Tuesday, December 06, 2016

Equality as Normalcy: The Case of Leah Donnella

Next year, I have an article coming out in the Indiana Law Journal titled "Post-Racialism and the End of Strict Scrutiny." I won't go into the details of the article, but it does sketch out some of my thoughts on the end-goal of equality -- what one might term "equality as normalcy." We often think of the fight for equality as a fight for various heightened protections for marginalized outgroups -- things like anti-discrimination laws or affirmative action programs. But these are not the end-point of equality; they are palliatives we use to stanch the bleeding from persistent inequality. What marginalized group members want is to be able to practice the identities that matter to them without those identities being the sites of social conflict or threat -- in other words, for their identities to be normalized.

Under this view, we will have attained racial equality not when we've secured the highest possible barriers against racial discrimination, nor when people cease to think of race as a meaningful axis of social identification.
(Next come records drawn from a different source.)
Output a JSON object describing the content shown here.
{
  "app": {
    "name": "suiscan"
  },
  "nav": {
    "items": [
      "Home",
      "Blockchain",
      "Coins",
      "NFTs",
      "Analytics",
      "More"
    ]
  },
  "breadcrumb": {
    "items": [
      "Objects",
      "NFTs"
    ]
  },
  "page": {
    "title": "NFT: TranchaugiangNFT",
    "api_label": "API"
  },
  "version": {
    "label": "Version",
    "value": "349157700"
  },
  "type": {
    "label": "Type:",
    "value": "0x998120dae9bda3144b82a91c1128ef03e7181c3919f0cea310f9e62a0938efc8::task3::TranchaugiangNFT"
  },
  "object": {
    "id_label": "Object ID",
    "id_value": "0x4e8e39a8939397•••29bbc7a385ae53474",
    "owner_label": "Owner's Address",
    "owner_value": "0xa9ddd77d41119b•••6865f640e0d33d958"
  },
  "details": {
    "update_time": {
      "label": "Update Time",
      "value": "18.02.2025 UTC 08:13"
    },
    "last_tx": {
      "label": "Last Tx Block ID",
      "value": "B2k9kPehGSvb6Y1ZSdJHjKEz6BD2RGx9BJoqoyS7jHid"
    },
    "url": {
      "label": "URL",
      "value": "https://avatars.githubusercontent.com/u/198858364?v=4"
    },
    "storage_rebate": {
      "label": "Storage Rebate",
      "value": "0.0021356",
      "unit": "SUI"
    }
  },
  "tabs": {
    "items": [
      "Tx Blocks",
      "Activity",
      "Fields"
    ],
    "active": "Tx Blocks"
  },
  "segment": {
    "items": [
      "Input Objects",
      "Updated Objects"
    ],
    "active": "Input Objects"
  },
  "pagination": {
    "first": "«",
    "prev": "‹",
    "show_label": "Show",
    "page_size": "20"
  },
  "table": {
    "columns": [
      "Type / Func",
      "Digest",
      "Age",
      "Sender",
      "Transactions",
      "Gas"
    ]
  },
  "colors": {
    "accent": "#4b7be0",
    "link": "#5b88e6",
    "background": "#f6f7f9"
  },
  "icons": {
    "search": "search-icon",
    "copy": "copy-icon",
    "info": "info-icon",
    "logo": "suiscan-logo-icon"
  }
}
Racial equality will occur when it becomes a "normal" identity, like being a Dodgers fan or a Methodist or a farmer -- something that matters to some people, and sometimes serves as a site of cultural or even political organization, but is not (under normal circumstances) taken to be something illicit or dangerous.
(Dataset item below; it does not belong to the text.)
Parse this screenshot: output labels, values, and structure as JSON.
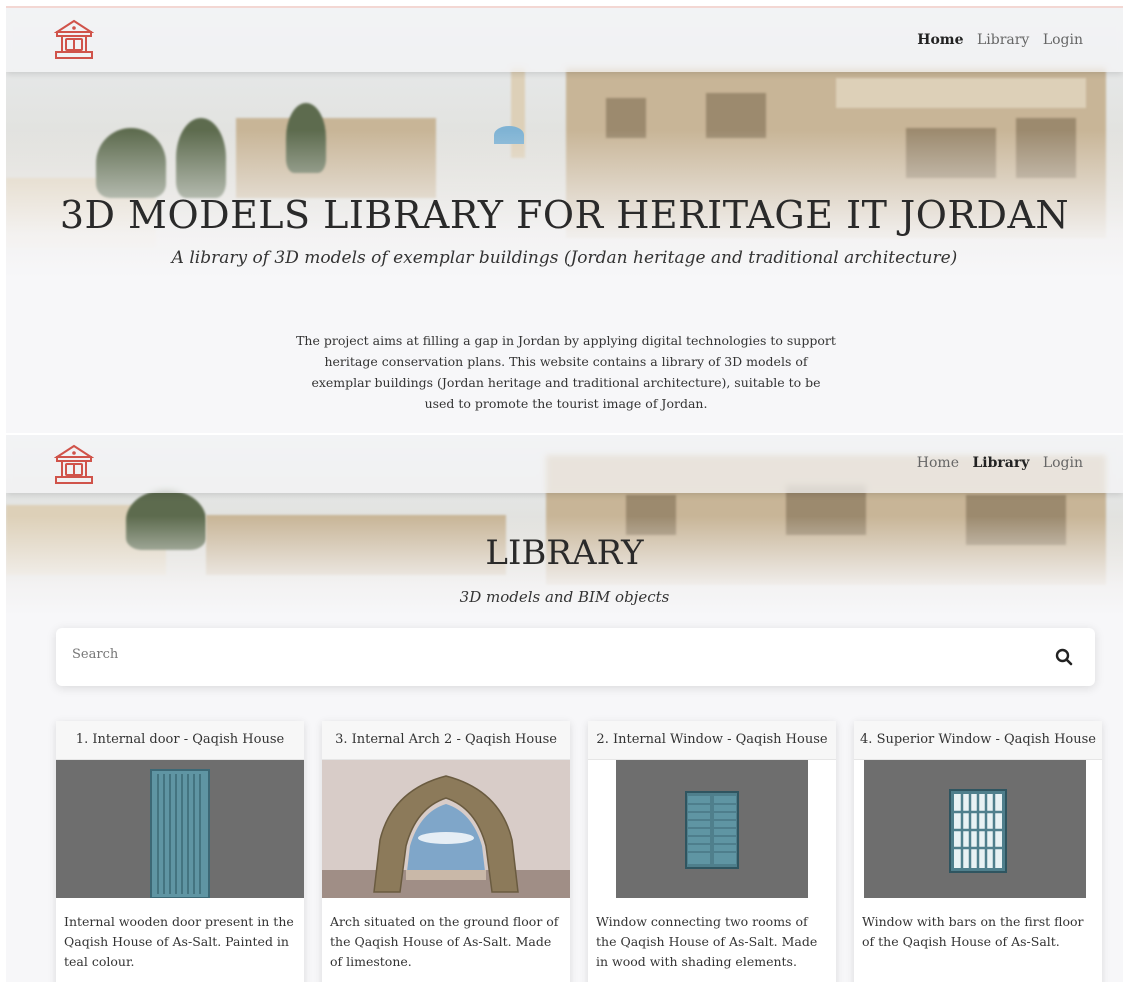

I was thinking about this while reading an interview with Leah Donnella, an NPR journalist and biracial Jew. Her comments on the difficulty of finding a synagogue that mirrors her youthful experience -- when she simply "was" Jewish and her Blackness didn't mark her off as exceptional -- struck me. Here are a few excerpts:
In terms of my day-to-day Jewish life, what I’d like is to go to a synagogue, walk in, and feel anonymous, not be noticed or given special attention. It’s tricky though. I get that folks sometimes walk up to people of color in an effort to make us feel included. But when it’s assumed that I need someone to explain the service to me, it reinforces my feeling of otherness. At the same time, I recognize that there’s a fine line between bringing someone in and making them feel welcome, and bringing them in and making them feel set apart and different....
All I want is to be able to go into a synagogue, sit down, and let a sense of quiet and calm wash over me so that I can pray in peace with other Jews. 
I think this explains her situation with charity and nuance  Donnella isn't a colorblindness advocate -- she writes on race for NPR. It is not (it seems to me) that Donnella wants people in her synagogue to "forget" she's Black, she wants her Blackness to not be thought of as strange or exceptional in the synagogue. It's a subtle distinction, but it matters.
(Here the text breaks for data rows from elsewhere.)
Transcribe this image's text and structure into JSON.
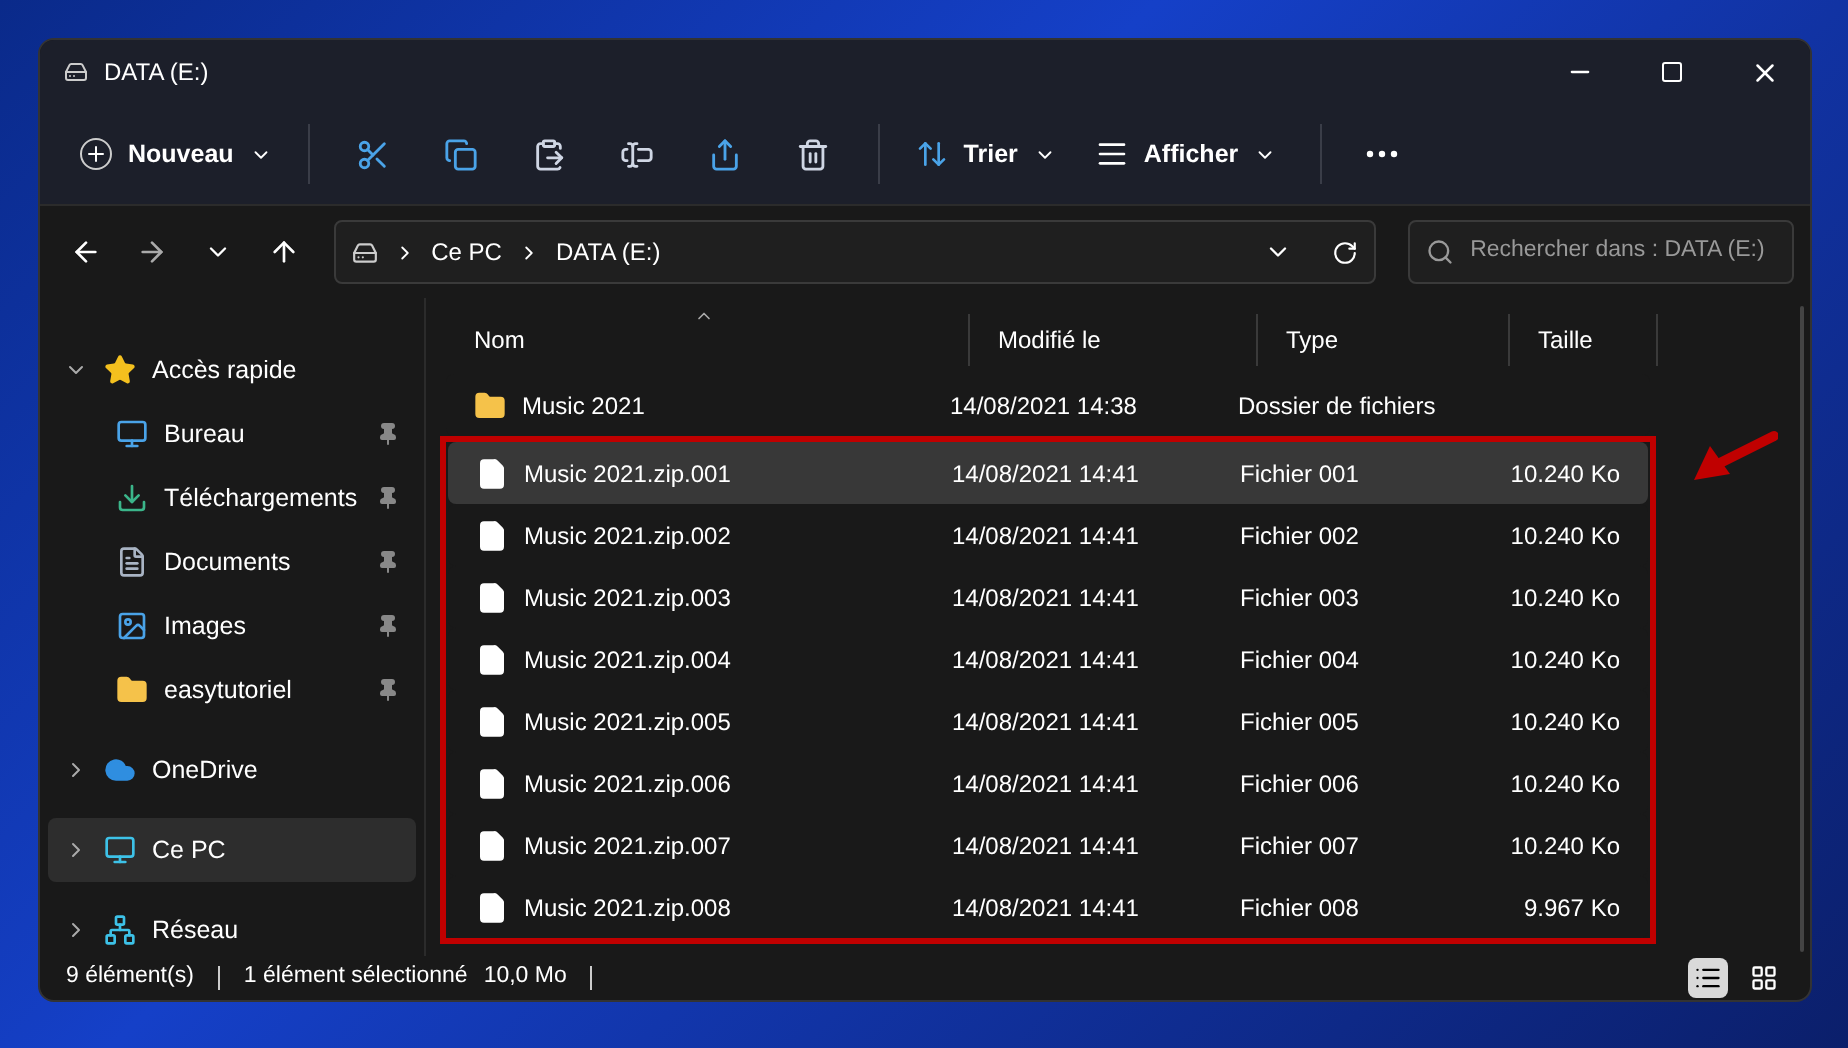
{
  "window": {
    "title": "DATA (E:)"
  },
  "toolbar": {
    "new_label": "Nouveau",
    "sort_label": "Trier",
    "view_label": "Afficher"
  },
  "address": {
    "crumbs": [
      "Ce PC",
      "DATA (E:)"
    ],
    "search_placeholder": "Rechercher dans : DATA (E:)"
  },
  "sidebar": {
    "items": [
      {
        "label": "Accès rapide",
        "kind": "star",
        "expanded": true,
        "selected": false,
        "children": [
          {
            "label": "Bureau",
            "kind": "desktop",
            "pinned": true
          },
          {
            "label": "Téléchargements",
            "kind": "download",
            "pinned": true
          },
          {
            "label": "Documents",
            "kind": "documents",
            "pinned": true
          },
          {
            "label": "Images",
            "kind": "images",
            "pinned": true
          },
          {
            "label": "easytutoriel",
            "kind": "folder",
            "pinned": true
          }
        ]
      },
      {
        "label": "OneDrive",
        "kind": "cloud",
        "expanded": false,
        "selected": false
      },
      {
        "label": "Ce PC",
        "kind": "pc",
        "expanded": false,
        "selected": true
      },
      {
        "label": "Réseau",
        "kind": "network",
        "expanded": false,
        "selected": false
      }
    ]
  },
  "table": {
    "columns": [
      "Nom",
      "Modifié le",
      "Type",
      "Taille"
    ],
    "rows": [
      {
        "kind": "folder",
        "name": "Music 2021",
        "modified": "14/08/2021 14:38",
        "type": "Dossier de fichiers",
        "size": "",
        "selected": false,
        "annotated": false
      },
      {
        "kind": "file",
        "name": "Music 2021.zip.001",
        "modified": "14/08/2021 14:41",
        "type": "Fichier 001",
        "size": "10.240 Ko",
        "selected": true,
        "annotated": true
      },
      {
        "kind": "file",
        "name": "Music 2021.zip.002",
        "modified": "14/08/2021 14:41",
        "type": "Fichier 002",
        "size": "10.240 Ko",
        "selected": false,
        "annotated": true
      },
      {
        "kind": "file",
        "name": "Music 2021.zip.003",
        "modified": "14/08/2021 14:41",
        "type": "Fichier 003",
        "size": "10.240 Ko",
        "selected": false,
        "annotated": true
      },
      {
        "kind": "file",
        "name": "Music 2021.zip.004",
        "modified": "14/08/2021 14:41",
        "type": "Fichier 004",
        "size": "10.240 Ko",
        "selected": false,
        "annotated": true
      },
      {
        "kind": "file",
        "name": "Music 2021.zip.005",
        "modified": "14/08/2021 14:41",
        "type": "Fichier 005",
        "size": "10.240 Ko",
        "selected": false,
        "annotated": true
      },
      {
        "kind": "file",
        "name": "Music 2021.zip.006",
        "modified": "14/08/2021 14:41",
        "type": "Fichier 006",
        "size": "10.240 Ko",
        "selected": false,
        "annotated": true
      },
      {
        "kind": "file",
        "name": "Music 2021.zip.007",
        "modified": "14/08/2021 14:41",
        "type": "Fichier 007",
        "size": "10.240 Ko",
        "selected": false,
        "annotated": true
      },
      {
        "kind": "file",
        "name": "Music 2021.zip.008",
        "modified": "14/08/2021 14:41",
        "type": "Fichier 008",
        "size": "9.967 Ko",
        "selected": false,
        "annotated": true
      }
    ]
  },
  "status_bar": {
    "count": "9 élément(s)",
    "selection": "1 élément sélectionné",
    "size": "10,0 Mo",
    "views": [
      {
        "kind": "details",
        "selected": true
      },
      {
        "kind": "tiles",
        "selected": false
      }
    ]
  }
}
Anyway, I found this interview to be quite thoughtful (though all too short). Well worth a read.

1 comment:

Unknown said...

It's interesting how white anti-racist measures can become very condescending and, well, kind of racist when taken too far. Drawing the line correctly seems to be a genuinely difficult task.